'''

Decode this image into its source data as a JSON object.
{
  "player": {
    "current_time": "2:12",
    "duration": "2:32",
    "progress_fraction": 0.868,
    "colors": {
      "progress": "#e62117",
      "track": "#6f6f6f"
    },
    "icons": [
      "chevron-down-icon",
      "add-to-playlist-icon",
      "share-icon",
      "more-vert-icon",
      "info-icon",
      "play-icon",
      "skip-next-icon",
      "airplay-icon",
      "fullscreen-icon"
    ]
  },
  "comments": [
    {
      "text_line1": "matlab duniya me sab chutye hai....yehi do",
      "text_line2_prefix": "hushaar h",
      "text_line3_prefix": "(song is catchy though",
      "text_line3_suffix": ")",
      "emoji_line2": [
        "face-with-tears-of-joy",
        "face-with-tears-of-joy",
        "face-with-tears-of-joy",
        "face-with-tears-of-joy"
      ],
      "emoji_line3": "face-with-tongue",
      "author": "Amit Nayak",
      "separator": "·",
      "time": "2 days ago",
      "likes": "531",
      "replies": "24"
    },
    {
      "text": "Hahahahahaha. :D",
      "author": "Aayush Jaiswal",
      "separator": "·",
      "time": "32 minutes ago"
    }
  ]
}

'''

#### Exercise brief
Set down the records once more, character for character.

#### Exercise solution
Decode this image into its source data as a JSON object.
{
  "player": {
    "current_time": "2:12",
    "duration": "2:32",
    "progress_fraction": 0.868,
    "colors": {
      "progress": "#e62117",
      "track": "#6f6f6f"
    },
    "icons": [
      "chevron-down-icon",
      "add-to-playlist-icon",
      "share-icon",
      "more-vert-icon",
      "info-icon",
      "play-icon",
      "skip-next-icon",
      "airplay-icon",
      "fullscreen-icon"
    ]
  },
  "comments": [
    {
      "text_line1": "matlab duniya me sab chutye hai....yehi do",
      "text_line2_prefix": "hushaar h",
      "text_line3_prefix": "(song is catchy though",
      "text_line3_suffix": ")",
      "emoji_line2": [
        "face-with-tears-of-joy",
        "face-with-tears-of-joy",
        "face-with-tears-of-joy",
        "face-with-tears-of-joy"
      ],
      "emoji_line3": "face-with-tongue",
      "author": "Amit Nayak",
      "separator": "·",
      "time": "2 days ago",
      "likes": "531",
      "replies": "24"
    },
    {
      "text": "Hahahahahaha. :D",
      "author": "Aayush Jaiswal",
      "separator": "·",
      "time": "32 minutes ago"
    }
  ]
}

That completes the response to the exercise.